Germany’s economic confidence unexpectedly improved for the fourth consecutive month in March, a closely watched survey showed Tuesday, topping consensus expectations and hitting its highest level in three years. However, economists pointed out that while March’s small rise left the index at a high level, fears for Italy and Cyprus will likely affect sentiment in the future.
“We doubt that Germany’s recovery will be as strong as the survey now suggests,” said Jennifer McKeown, an economist at Capital Economics, in a note to clients.
The headline ZEW index, which measures investors’ expectations for the German economy in six months’ time, rose from 48.2 to 48.5. That’s the highest since April 2010, when German gross domestic product was growing at annual rates of around 5 percent. Economists polled by Bloomberg had called for a small fall to 48.1.
"After three substantial increases between December 2012 and February 2013, the indicator has stabilized in March at a respectable level," said ZEW President Clemens Fuest, in a statement.
"The political situation in Italy and the rescue package for Cyprus have increased the risk that the euro zone debt crisis will worsen again. This may have contributed to the fact that the indicator has not increased substantially this month," he said.
The current conditions index rose further too, pushing it back up to the level reached last autumn and adding to evidence that the economy is beginning to recover from the 0.6 percent GDP contraction seen in the final three months of last year.
But McKeown noted that the ZEW has never been a very reliable predictor of GDP growth.
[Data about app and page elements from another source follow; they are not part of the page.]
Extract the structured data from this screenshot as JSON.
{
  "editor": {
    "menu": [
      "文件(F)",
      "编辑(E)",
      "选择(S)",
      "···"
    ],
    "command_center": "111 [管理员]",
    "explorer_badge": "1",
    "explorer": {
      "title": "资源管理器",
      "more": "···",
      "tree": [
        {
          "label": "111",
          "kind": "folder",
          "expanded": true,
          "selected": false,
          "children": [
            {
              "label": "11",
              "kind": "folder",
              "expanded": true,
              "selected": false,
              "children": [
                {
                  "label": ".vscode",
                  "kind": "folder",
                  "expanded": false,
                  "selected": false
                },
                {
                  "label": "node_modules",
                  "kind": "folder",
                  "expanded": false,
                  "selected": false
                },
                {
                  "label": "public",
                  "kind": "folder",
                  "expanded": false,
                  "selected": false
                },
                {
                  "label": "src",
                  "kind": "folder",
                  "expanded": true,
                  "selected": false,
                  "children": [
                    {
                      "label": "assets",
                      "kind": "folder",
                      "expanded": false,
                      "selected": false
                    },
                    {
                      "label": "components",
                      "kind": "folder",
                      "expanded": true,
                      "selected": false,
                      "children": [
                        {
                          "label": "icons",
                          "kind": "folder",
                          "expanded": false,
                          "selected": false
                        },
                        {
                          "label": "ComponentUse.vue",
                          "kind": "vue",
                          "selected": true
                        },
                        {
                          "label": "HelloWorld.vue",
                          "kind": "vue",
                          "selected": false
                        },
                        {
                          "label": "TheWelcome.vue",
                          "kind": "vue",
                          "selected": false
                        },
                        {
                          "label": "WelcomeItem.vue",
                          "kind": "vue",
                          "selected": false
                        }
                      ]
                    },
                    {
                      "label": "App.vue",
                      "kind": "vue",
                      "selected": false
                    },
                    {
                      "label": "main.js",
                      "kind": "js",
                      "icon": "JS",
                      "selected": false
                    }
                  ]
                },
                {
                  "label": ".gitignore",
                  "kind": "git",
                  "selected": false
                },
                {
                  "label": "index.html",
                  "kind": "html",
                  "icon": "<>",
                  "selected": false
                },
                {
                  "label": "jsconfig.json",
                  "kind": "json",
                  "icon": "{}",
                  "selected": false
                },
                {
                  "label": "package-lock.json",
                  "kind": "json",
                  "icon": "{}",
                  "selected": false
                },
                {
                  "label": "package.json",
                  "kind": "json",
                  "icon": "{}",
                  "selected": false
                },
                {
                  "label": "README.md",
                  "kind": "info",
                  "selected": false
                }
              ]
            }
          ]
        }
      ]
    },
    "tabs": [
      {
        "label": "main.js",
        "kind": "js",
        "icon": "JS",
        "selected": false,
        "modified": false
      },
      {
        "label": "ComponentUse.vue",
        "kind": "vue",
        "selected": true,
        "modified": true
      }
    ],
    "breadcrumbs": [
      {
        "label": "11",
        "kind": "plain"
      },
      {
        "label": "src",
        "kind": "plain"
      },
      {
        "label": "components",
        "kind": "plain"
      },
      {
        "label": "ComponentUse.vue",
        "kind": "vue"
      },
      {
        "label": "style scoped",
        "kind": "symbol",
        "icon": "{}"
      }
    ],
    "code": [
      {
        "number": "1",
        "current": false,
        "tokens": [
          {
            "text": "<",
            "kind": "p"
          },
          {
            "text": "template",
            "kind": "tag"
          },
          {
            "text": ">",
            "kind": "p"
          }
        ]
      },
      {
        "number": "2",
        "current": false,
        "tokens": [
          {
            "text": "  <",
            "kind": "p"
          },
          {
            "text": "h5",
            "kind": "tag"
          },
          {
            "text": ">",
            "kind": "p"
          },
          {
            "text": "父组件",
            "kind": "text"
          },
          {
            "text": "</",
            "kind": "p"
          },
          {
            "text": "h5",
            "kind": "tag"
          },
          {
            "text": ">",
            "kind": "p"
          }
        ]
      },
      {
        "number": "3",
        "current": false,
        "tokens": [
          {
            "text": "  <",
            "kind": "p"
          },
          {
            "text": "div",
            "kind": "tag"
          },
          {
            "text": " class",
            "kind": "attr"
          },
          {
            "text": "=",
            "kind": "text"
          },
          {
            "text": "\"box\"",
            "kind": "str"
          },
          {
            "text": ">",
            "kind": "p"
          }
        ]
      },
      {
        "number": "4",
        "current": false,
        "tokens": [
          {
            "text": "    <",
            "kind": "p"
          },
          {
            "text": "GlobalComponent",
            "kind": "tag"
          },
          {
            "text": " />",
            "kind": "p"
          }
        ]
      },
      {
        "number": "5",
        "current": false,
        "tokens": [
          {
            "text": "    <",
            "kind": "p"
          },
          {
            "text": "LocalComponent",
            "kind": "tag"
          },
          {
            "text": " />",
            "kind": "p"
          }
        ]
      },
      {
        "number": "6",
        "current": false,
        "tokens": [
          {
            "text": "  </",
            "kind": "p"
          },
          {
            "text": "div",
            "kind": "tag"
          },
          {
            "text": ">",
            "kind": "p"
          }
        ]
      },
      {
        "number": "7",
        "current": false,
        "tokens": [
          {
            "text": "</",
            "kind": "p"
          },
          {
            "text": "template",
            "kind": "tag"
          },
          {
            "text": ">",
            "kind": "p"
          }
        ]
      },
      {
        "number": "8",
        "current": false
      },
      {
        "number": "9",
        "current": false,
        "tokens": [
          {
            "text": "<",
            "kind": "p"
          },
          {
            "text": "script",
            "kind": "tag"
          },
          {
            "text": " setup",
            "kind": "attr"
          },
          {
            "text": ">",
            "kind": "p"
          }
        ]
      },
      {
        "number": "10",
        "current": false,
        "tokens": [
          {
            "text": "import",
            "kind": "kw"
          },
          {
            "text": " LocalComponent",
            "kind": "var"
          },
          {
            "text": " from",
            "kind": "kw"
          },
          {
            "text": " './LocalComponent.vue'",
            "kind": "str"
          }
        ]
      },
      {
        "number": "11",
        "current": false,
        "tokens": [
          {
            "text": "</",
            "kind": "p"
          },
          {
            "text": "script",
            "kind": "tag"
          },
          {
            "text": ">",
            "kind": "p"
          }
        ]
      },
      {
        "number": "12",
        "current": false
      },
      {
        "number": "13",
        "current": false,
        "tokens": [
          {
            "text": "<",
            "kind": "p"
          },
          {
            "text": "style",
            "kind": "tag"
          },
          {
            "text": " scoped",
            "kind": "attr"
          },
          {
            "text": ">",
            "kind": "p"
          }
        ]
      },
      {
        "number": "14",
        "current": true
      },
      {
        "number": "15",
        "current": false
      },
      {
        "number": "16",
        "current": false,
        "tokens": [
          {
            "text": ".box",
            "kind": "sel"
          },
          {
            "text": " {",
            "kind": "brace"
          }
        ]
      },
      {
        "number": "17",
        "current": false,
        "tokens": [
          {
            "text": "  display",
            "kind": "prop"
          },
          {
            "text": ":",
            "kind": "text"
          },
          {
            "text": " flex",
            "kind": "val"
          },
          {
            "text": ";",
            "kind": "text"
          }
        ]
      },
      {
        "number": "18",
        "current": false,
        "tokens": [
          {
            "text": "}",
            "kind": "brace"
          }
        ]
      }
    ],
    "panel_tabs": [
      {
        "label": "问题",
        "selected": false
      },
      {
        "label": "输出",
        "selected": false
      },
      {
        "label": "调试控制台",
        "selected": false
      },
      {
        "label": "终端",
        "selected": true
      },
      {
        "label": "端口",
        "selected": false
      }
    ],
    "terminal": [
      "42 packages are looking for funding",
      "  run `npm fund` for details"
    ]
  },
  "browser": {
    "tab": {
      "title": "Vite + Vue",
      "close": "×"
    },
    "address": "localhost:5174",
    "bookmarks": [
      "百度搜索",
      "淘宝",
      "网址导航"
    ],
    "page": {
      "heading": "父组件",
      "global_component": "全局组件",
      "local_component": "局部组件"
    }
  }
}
March’s increase in the headline index was the smallest since the last fall in November, suggesting that the Italian political stalemate and the slightly softer tone of recent German hard data are having an effect.
Also, most responses will have been taken before the flare-up of the crisis in Cyprus, which could damage sentiment regarding the financial system and economy of the euro zone as a whole.
“We suspect that sentiment will weaken in the coming months and, while Germany should continue to easily outperform the rest of the euro zone, a strong recovery seems like too much to hope for given falling demand from its main trading partners,” McKeown said.